NFPA 70 (National Electrical Code) governs safe and reliable electrical installations, limiting shock and fire hazards and making sure anyone coming in contact with the electrical system is aware of those hazards. NFPA 70B (Recommended Practice for Electrical Equipment Maintenance) outlines system maintenance and inspection requirements. NFPA 70E (Standard for Electrical Safety in the Workplace) defines worker and employer safety requirements and best practices.
While NFPA 70 is an adopted, enforceable code, NFPA 70E is an industry standard. Even though NFPA 70E is not directly enforceable by local authorities it is referenced within the federal Occupational Health and Safety (OSHA) guideline, which utilizes the compliance requirements outlined in NFPA 70E to fulfill its own general electrical safety requirements. As all employers know, OSHA has the authority to impose heavy fines and penalties to those found to be in violation of its requirements. So even though NFPA 70E is not code, failure to comply with its requirements can have substantial consequences.

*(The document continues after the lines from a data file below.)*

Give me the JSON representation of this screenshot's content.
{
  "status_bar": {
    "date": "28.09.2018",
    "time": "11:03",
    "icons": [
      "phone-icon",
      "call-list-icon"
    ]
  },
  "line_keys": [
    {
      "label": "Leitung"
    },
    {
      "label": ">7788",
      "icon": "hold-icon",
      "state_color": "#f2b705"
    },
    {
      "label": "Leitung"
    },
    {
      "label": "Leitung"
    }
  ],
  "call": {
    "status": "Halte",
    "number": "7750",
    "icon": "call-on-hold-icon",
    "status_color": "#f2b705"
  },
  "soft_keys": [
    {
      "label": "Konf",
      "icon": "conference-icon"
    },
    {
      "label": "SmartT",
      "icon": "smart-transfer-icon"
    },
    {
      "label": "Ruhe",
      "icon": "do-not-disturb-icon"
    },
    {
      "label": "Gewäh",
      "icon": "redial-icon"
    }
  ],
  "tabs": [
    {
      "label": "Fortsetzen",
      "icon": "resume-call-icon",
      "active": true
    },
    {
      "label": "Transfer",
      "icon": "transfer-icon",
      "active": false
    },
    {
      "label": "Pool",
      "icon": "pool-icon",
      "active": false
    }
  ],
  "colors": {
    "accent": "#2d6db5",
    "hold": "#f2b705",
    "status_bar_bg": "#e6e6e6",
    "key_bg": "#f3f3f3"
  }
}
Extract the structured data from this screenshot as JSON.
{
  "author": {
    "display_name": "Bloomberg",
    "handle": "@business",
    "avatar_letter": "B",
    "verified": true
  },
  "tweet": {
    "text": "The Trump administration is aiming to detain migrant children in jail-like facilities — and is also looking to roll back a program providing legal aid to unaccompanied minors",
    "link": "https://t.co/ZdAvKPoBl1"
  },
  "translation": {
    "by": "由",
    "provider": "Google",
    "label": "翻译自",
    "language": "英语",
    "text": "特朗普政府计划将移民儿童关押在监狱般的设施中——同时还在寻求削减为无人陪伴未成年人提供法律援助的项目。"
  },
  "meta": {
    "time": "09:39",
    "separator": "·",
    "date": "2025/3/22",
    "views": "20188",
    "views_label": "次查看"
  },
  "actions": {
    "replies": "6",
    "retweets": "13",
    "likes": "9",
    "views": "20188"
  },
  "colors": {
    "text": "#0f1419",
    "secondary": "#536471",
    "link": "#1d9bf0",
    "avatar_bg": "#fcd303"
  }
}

An arc flash event is a phenomenon where electrical current leaves its intended path and travels through the air, causing a sudden, massive release of electrical energy. This release of energy coincides with an instantaneous release of superheated gases which can cause severe damage to nearby equipment and personnel. These events can be triggered by something as simple as a worker dropping a tool onto exposed live equipment or dust, condensation, or poor system maintenance. In addition to direct damage from the heat (up to 35,000 degrees) or resulting fire, an arc flash event can also cause damage from flying objects (often molten metal), pressure (from the expansion of gases), and sound (can reach over 140 dB). The size of the event is a function of several things such as available fault current, size and construction of the associated electrical equipment, magnetic forces, and closure time.
That said, as an employer/owner, what are your responsibilities?
- Create an electrical safety plan and ensure all workers are familiar with plan (live work, LOTO, PPE, etc.) and trained about potential hazards.
- Have an arc flash hazard assessment completed by a qualified professional to identify arc flash hazards, potential energy release, arc flash boundary, and what protective measures are required (such as PPE) at each point in the system. The assessment should be updated any time the electrical distribution system is modified, or at least every five years.
- Label electrical equipment in accordance with NEC requirements and NFPA 70E guidelines.
- Follow preventative maintenance requirements of NFPA 70B and equipment manufacturers.
Barton Associates has performed power systems studies on all types (whether brand new facilities or aged infrastructure) and sizes (from small standalone retail spaces to full higher education or healthcare campus complexes) of projects and is ready to help you with any questions or needs you may have. For information on coming into compliance, updating existing studies, or a new analysis of electrical infrastructure, please contact Wes Stiles, PE at email@example.com.